> [What is needed]: The pictures must be left out, while the rest of the data is copied exactly.

> [Extracted entries]:
++++++++

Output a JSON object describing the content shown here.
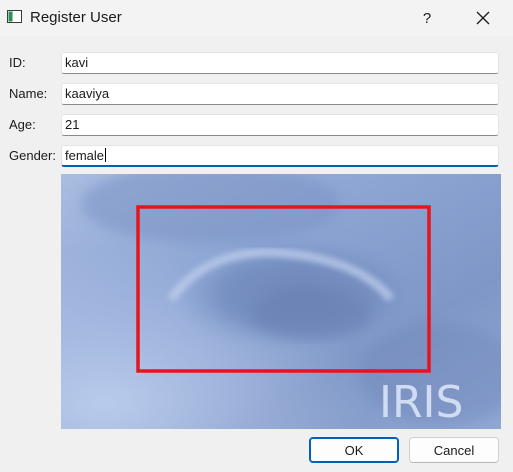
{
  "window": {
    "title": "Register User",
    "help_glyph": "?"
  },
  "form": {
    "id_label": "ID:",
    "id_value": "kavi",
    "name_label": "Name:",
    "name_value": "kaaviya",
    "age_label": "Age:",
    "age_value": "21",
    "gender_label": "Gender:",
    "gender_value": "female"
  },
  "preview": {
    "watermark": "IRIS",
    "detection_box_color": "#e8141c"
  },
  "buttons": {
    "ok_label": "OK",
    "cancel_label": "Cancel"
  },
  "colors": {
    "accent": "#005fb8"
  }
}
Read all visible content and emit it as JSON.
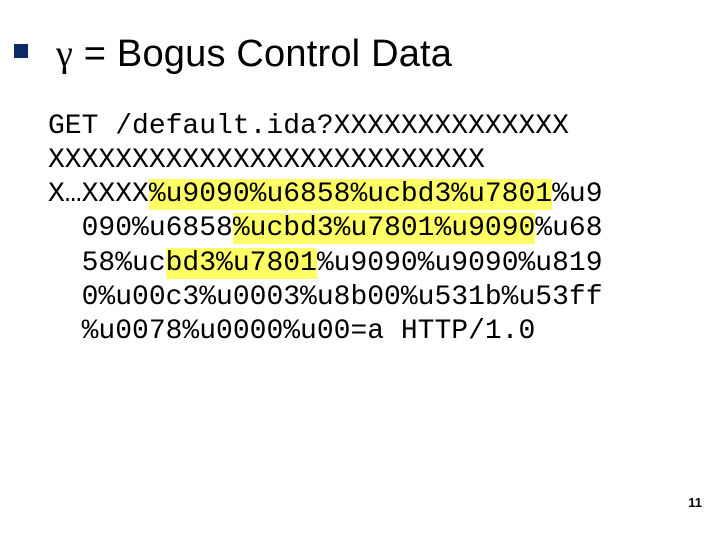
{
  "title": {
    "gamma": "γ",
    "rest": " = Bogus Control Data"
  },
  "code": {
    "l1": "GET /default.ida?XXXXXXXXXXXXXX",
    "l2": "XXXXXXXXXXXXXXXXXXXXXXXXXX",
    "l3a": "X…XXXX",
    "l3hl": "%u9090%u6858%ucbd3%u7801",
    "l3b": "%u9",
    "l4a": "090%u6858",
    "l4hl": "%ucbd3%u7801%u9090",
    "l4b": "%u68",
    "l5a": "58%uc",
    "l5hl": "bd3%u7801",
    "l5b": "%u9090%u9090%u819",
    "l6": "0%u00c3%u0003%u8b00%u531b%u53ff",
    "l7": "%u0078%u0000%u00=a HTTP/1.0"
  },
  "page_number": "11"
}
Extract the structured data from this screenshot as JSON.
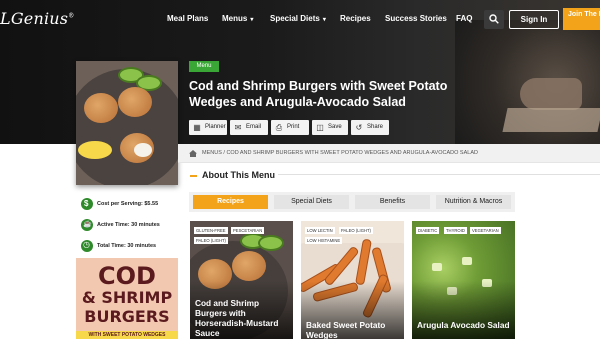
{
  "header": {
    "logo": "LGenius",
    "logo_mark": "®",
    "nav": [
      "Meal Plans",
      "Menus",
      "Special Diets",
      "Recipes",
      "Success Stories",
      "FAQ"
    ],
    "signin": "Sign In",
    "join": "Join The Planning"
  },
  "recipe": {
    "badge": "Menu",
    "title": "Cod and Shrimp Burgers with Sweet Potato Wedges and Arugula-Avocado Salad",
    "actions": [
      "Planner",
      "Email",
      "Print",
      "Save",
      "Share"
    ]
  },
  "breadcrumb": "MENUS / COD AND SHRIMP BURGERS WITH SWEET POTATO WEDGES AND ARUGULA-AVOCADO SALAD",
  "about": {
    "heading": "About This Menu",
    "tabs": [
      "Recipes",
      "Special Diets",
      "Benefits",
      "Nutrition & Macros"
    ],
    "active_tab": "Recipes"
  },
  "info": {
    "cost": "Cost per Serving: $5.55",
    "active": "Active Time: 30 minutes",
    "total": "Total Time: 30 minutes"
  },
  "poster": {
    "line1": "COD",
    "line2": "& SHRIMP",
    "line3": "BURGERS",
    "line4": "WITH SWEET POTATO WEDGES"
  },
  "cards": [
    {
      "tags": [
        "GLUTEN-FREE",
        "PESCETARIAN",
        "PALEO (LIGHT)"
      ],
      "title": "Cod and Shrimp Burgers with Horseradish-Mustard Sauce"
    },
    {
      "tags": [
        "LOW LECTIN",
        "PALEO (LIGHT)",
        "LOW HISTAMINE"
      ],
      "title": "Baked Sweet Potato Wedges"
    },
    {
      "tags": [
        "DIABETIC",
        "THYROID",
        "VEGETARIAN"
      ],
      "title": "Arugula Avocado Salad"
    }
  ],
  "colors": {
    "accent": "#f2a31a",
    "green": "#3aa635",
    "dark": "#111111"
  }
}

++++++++

> [Task output]:
Output a JSON object describing the content shown here.
{
  "window": {
    "title": "Register User",
    "help_glyph": "?"
  },
  "form": {
    "id_label": "ID:",
    "id_value": "kavi",
    "name_label": "Name:",
    "name_value": "kaaviya",
    "age_label": "Age:",
    "age_value": "21",
    "gender_label": "Gender:",
    "gender_value": "female"
  },
  "preview": {
    "watermark": "IRIS",
    "detection_box_color": "#e8141c"
  },
  "buttons": {
    "ok_label": "OK",
    "cancel_label": "Cancel"
  },
  "colors": {
    "accent": "#005fb8"
  }
}
Read all visible content and emit it as JSON.
{
  "title": {
    "gamma": "γ",
    "rest": " = Bogus Control Data"
  },
  "code": {
    "l1": "GET /default.ida?XXXXXXXXXXXXXX",
    "l2": "XXXXXXXXXXXXXXXXXXXXXXXXXX",
    "l3a": "X…XXXX",
    "l3hl": "%u9090%u6858%ucbd3%u7801",
    "l3b": "%u9",
    "l4a": "090%u6858",
    "l4hl": "%ucbd3%u7801%u9090",
    "l4b": "%u68",
    "l5a": "58%uc",
    "l5hl": "bd3%u7801",
    "l5b": "%u9090%u9090%u819",
    "l6": "0%u00c3%u0003%u8b00%u531b%u53ff",
    "l7": "%u0078%u0000%u00=a HTTP/1.0"
  },
  "page_number": "11"
}
Extract the structured data from this screenshot as JSON.
{
  "header": {
    "logo": "LGenius",
    "logo_mark": "®",
    "nav": [
      "Meal Plans",
      "Menus",
      "Special Diets",
      "Recipes",
      "Success Stories",
      "FAQ"
    ],
    "signin": "Sign In",
    "join": "Join The Planning"
  },
  "recipe": {
    "badge": "Menu",
    "title": "Cod and Shrimp Burgers with Sweet Potato Wedges and Arugula-Avocado Salad",
    "actions": [
      "Planner",
      "Email",
      "Print",
      "Save",
      "Share"
    ]
  },
  "breadcrumb": "MENUS / COD AND SHRIMP BURGERS WITH SWEET POTATO WEDGES AND ARUGULA-AVOCADO SALAD",
  "about": {
    "heading": "About This Menu",
    "tabs": [
      "Recipes",
      "Special Diets",
      "Benefits",
      "Nutrition & Macros"
    ],
    "active_tab": "Recipes"
  },
  "info": {
    "cost": "Cost per Serving: $5.55",
    "active": "Active Time: 30 minutes",
    "total": "Total Time: 30 minutes"
  },
  "poster": {
    "line1": "COD",
    "line2": "& SHRIMP",
    "line3": "BURGERS",
    "line4": "WITH SWEET POTATO WEDGES"
  },
  "cards": [
    {
      "tags": [
        "GLUTEN-FREE",
        "PESCETARIAN",
        "PALEO (LIGHT)"
      ],
      "title": "Cod and Shrimp Burgers with Horseradish-Mustard Sauce"
    },
    {
      "tags": [
        "LOW LECTIN",
        "PALEO (LIGHT)",
        "LOW HISTAMINE"
      ],
      "title": "Baked Sweet Potato Wedges"
    },
    {
      "tags": [
        "DIABETIC",
        "THYROID",
        "VEGETARIAN"
      ],
      "title": "Arugula Avocado Salad"
    }
  ],
  "colors": {
    "accent": "#f2a31a",
    "green": "#3aa635",
    "dark": "#111111"
  }
}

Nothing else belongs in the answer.